Wegener's Granulomatosis

Wegener's Granulomatosis

Dr. KennedyWegener’s granulomatosis is an autoimmune vascular disease that can affect both men and women. Autoimmune disorders are caused when the body’s immune system, which is meant to defend the body against bacteria, viruses, and any other foreign product, malfunctions and produces antibodies against healthy tissue, cells and organs. In Wegener’s granulomatosis, an autoantibody is directed toward components in the cytoplasm of certain white cells.

Although Wegener’s is more common in persons of middle age, it can affect persons of any age. The first manifestations generally involve the upper and lower respiratory tract, with a chronic, progressive inflammation. The inflammation may form lumps or granulomas in the tissues or in the skin. It may progress into generalized inflammation of the blood vessels (vasculitis) and kidneys (glomerulonephritis). A limited form of the disease that does not involve the kidneys may occur.

As to symptoms, most patients first notice symptoms in the upper respiratory tract. A common manifestation of the disease is a persistent runny nose or other cold-like symptoms that do not respond to standard treatment, and that become progressively worse. Complaints also include sinusitis, nasal membrane ulcerations and crusting, inflammation of the ear with hearing problems, cough, coughing of blood and inflammation of the lining of the lung which results in a stabbing pain (called pleuritis).

Other initial symptoms include fever, fatigue, feeling ill, loss of appetite, weight loss, joint pain, night sweats, changes in the color of urine, and weakness. Not all Wegener’s patients experience all of the above symptoms. The severity of the disease is different with each patient. Fever is often present, sometimes resulting from bacterial infection in the sinuses.

Vasculitis is the result of an autoimmune reaction in the wall of small and medium-sized blood vessels. Chronic vasculitis causes a narrowing of the inside of the blood vessel and can result in obstruction of the flow of blood to the tissues and may cause damage to the tissues.

Conventional treatment involves the use of Prednisone and other corticosteroids. Often patients are unable to tolerate the toxic side effects of these drugs.

The alternative, nutritional medicine approach is to identify hidden allergies by blood test and avoid those allergens (primarily foods). Also enzyme potentiated desensitization holds hope for putting the disease in long term remission.
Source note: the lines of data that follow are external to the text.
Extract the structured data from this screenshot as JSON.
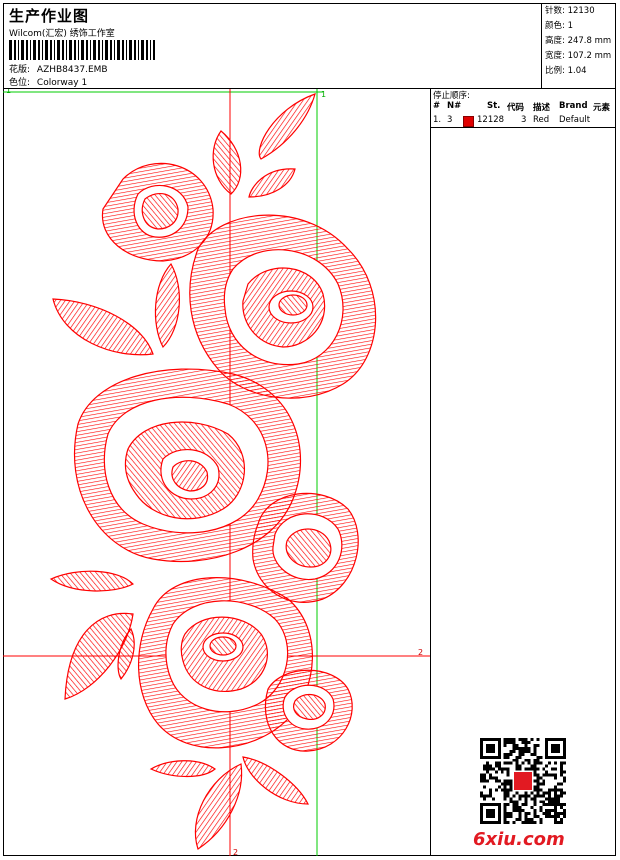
{
  "header": {
    "title": "生产作业图",
    "company": "Wilcom(汇宏) 绣饰工作室",
    "pattern_label": "花版:",
    "pattern_value": "AZHB8437.EMB",
    "colorway_label": "色位:",
    "colorway_value": "Colorway 1"
  },
  "specs": {
    "stitches_label": "针数:",
    "stitches_value": "12130",
    "colors_label": "颜色:",
    "colors_value": "1",
    "height_label": "高度:",
    "height_value": "247.8 mm",
    "width_label": "宽度:",
    "width_value": "107.2 mm",
    "scale_label": "比例:",
    "scale_value": "1.04"
  },
  "stop_sequence": {
    "title": "停止顺序:",
    "columns": [
      "#",
      "N#",
      "St.",
      "代码",
      "描述",
      "Brand",
      "元素"
    ],
    "rows": [
      {
        "index": "1.",
        "needle": "3",
        "swatch_color": "#e00000",
        "stitches": "12128",
        "code": "3",
        "desc": "Red",
        "brand": "Default",
        "element": ""
      }
    ]
  },
  "design": {
    "thread_color": "#ff0000",
    "guide_green": "#00cc00",
    "guide_red": "#ff0000",
    "marker_1_top": "1",
    "marker_1_left": "1",
    "marker_2_right": "2",
    "marker_2_bottom": "2"
  },
  "watermark": {
    "logo_text": "6xiu.com"
  }
}
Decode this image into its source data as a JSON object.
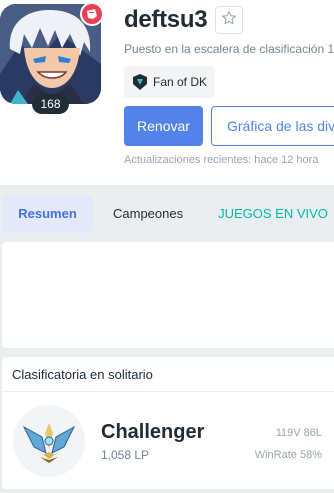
{
  "profile": {
    "name": "deftsu3",
    "level": "168",
    "ladder_rank_text": "Puesto en la escalera de clasificación 1",
    "fan_tag": "Fan of DK",
    "renew_label": "Renovar",
    "graph_label": "Gráfica de las divi",
    "updated_text": "Actualizaciones recientes: hace 12 hora"
  },
  "tabs": [
    {
      "label": "Resumen"
    },
    {
      "label": "Campeones"
    },
    {
      "label": "JUEGOS EN VIVO"
    }
  ],
  "ranked": {
    "title": "Clasificatoria en solitario",
    "tier": "Challenger",
    "lp": "1,058 LP",
    "win_loss": "119V 86L",
    "win_rate": "WinRate 58%"
  },
  "icons": {
    "favorite": "star-outline-icon",
    "riot": "riot-fist-icon",
    "fan": "dk-team-logo-icon",
    "emblem": "challenger-emblem-icon"
  },
  "colors": {
    "accent": "#5383e8",
    "live": "#00bba3",
    "riot_red": "#e84057"
  }
}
As with all autoimmune disorders, detoxification and dietary changes are usually helpful. For best results this should be done under the supervision of a doctor experienced in nutritional medicine.

Comments are closed.